Nov 21, 2008
May 29, 2009
After a final day in Foz de Iguassu and a hearty eat as much as you like buffet we boarded the overnight bus for the long journey to Sao Paulo, as we passed through the Brazillian countryside the most striking thing I noticed is how impossibly fertile this land is, lush vivid green covers every inch of the land except where it is brutally suppressed by humanity. Even the trees have green plants and shrubs growing on or out of them and the growth of tropical plants is so thick you couldn't walk a meter into it without having to hack a path of your own making. Life cannot be contained in this magnificent country, in places where it is obvious that the trees have been cut down for wood, life bursts forth once more and rich grasses and shrubs cover every inch of the land where the great trees once stood, even the cattle that are dotted about the mountain sides don't seem to make a dent in the vegetation. The second thing that is striking about Brazil is the mountainous landscape, not like the huge great peaks of the Alps or the Himalayas but significant enough in size that most of them would take the best part of a day and a great deal of breath to climb, all covered in rich green vegetation beneath through which pokes the occasional glimpse of the rust red earth and rock of this country. The effect of these green rocky mountainous hills are that everything in Brazil is set to a backdrop of forested mountains giving a scenic beauty to the whole country. After a long journey on the bus we arrived in Sao Paulo mid morning and collected our luggage and gathered together to coordinate our movements. Sao Paulo is just an unimaginably vast city, with around 25 million inhabitants it is one of the largest urban metropolises in the world, a number that while staggering, I have no problem at all believing. Great four lane motorways snake through the city like arteries delivering the life blood of traffic to the heart and where ever you look houses and apartments are stacked on top of each other in the throng of buildings.

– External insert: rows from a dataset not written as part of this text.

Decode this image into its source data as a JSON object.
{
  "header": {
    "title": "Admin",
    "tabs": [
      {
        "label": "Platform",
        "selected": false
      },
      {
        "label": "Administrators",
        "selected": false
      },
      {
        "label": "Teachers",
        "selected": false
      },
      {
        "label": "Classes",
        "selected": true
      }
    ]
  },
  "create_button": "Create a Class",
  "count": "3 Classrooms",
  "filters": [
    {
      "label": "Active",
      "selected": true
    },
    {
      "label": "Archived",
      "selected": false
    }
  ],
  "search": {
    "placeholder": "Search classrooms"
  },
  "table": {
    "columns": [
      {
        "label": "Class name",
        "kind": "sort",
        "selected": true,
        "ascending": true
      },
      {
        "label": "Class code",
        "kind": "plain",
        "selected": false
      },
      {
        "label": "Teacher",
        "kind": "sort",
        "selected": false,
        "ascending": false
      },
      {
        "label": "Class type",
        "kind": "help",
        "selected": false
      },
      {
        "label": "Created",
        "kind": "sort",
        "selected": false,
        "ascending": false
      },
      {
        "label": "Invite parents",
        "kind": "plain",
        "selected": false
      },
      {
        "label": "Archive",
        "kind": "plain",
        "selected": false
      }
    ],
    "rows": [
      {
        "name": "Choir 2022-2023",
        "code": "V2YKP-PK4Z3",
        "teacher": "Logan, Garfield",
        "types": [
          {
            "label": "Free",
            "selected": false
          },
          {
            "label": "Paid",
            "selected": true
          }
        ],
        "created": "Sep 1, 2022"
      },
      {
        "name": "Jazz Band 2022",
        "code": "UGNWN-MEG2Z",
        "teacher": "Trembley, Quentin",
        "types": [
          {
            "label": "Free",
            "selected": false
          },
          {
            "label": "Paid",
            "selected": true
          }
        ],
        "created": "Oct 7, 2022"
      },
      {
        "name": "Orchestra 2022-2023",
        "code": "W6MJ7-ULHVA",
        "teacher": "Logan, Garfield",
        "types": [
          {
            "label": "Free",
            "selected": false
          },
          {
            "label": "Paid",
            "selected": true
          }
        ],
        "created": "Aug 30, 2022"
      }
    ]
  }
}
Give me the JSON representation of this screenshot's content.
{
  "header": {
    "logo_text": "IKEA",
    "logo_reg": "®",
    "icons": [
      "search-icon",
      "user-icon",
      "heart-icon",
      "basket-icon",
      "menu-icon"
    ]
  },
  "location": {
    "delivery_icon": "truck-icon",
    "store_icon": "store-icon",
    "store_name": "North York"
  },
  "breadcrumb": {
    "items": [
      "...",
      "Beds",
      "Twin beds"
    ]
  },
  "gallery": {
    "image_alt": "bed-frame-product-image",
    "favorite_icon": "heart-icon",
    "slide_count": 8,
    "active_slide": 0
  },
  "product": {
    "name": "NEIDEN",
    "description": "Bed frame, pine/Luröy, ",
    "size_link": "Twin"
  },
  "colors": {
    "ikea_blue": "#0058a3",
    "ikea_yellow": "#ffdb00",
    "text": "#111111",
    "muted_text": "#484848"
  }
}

Sao Paulo is beyond any recognizable building or skyline, in every direction skyscrapers and tower blocks form the wall of the horizon and driving into the city takes an hour on a good run without traffic. With only a short stop in Sao Paulo, and all of us reeling from the sheer size of the place we boarded a mini van that would take us to our next stop, the Coastal town of Paraty.